Condo market eases up

Condominiums, on the other hand, have dropped from selling for an average of $1.135 million to $1.121 million, and are now typically selling for less than asking price.

This spells a little more wiggle room for buyers, according to brokers.

“The condo market has slowed down,” said Ruth Malkin, a real estate agent and vice president of Compass Real Estate. “Sellers have to negotiate on the price.”

It’s not quite what Malkin would call a buyer’s market, but it is a “much more even market for buyers and sellers than it has been in recent years,” she said.

The newfound wiggle room, however, often butts up against the impact of rising interest rates.

‘With the mortgage rates what they are, somebody taking out a loan for a million dollars was paying $4,800 for mortgage payments about a year and a half ago,” said Malkin. “Now for the same $1 million loan, they’re looking at $6,300. That’s a huge jump.”

This is happening without equivalent movement in housing prices. “Buyers may have a bit more negotiation power,” Malkin said, “but it still doesn’t cover the difference in mortgage.”

Low inventory remains

Only 39 single-family homes and 63 condominiums were on the Brookline market earlier this month, up from last year’s record low but low nonetheless.

Realtors cite a myriad of causes for the low inventory, including little new building, the reluctance of residents to leave their homes, and rental dynamics.

“Brookline is a community where you’ve got a lot of people who own property that they can rent out, and rental rates are significant,” said David McCarthy, president of the Massachusetts Association of Realtors. “So they’re not looking to sell.”

Rising interest rates affect both inventory and affordability, leading potential sellers to hesitate to put their homes on the market.

That reluctance can be true both for residents looking to move up, or to downsize.

Susan Rothstein, a real estate agent with Hammond Residential, gave the theoretical example of a couple who wants to sell their house in Brookline for a condo in Boston.

“They’re having a lot of difficulty giving up their low interest rates and those low payments and taking on a five or a six or a seven percent interest rate,” Rothstein said. “So it becomes a vicious cycle where there isn’t enough inventory, and then people that are ready to sell can’t find something suitable for them to move into.”

Buy or build?

Marie McKiernan, an attorney who owns a three-bedroom home near Washington Square with her husband and three children, is facing a decision about whether to build an addition or buy a bigger house to make room for a family that has grown in the 4 years they’ve owned their home.

“We find ourselves in a position where we’d like some more space. So we’re in a conundrum: do we buy or do we build?” McKiernean said. “We’ve seen several houses, but there’s really only been one house that I think covered everything we would want. And that was just exorbitant.”

Low inventory and high interest rates might force their hand, she said. She and her husband have looked at homes in Newton, but they find it hard to imagine leaving Brookline.

“It’s a really nice community to be a part of,” McKiernan said. “And I think our sense of community is growing.”

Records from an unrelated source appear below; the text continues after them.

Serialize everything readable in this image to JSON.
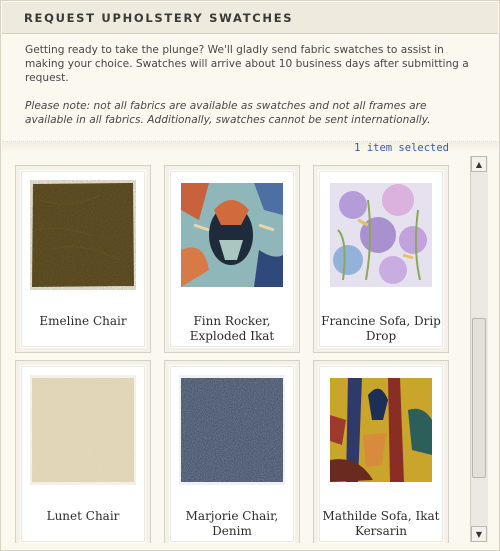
{
  "header": {
    "title": "REQUEST UPHOLSTERY SWATCHES"
  },
  "intro": {
    "text": "Getting ready to take the plunge? We'll gladly send fabric swatches to assist in making your choice. Swatches will arrive about 10 business days after submitting a request.",
    "note": "Please note: not all fabrics are available as swatches and not all frames are available in all fabrics. Additionally, swatches cannot be sent internationally."
  },
  "selection": {
    "count_text": "1 item selected"
  },
  "swatches": [
    {
      "label": "Emeline Chair",
      "icon": "brown-leather-swatch"
    },
    {
      "label": "Finn Rocker, Exploded Ikat",
      "icon": "ikat-swatch"
    },
    {
      "label": "Francine Sofa, Drip Drop",
      "icon": "watercolor-swatch"
    },
    {
      "label": "Lunet Chair",
      "icon": "linen-swatch"
    },
    {
      "label": "Marjorie Chair, Denim",
      "icon": "denim-swatch"
    },
    {
      "label": "Mathilde Sofa, Ikat Kersarin",
      "icon": "ikat-kersarin-swatch"
    }
  ],
  "scrollbar": {
    "up_icon": "arrow-up-icon",
    "down_icon": "arrow-down-icon"
  }
}
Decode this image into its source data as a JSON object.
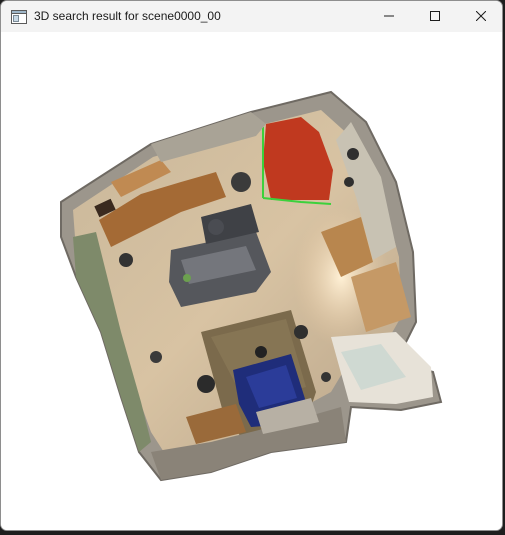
{
  "window": {
    "title": "3D search result for scene0000_00"
  },
  "icons": {
    "app": "app-window-icon",
    "minimize": "minimize-icon",
    "maximize": "maximize-icon",
    "close": "close-icon"
  },
  "colors": {
    "highlight_object": "#c0391f",
    "highlight_box": "#3cd13c",
    "background": "#ffffff"
  }
}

So for now, McKiernan said, she and her husband are waiting for a construction quote–and keeping an eye on lumber futures.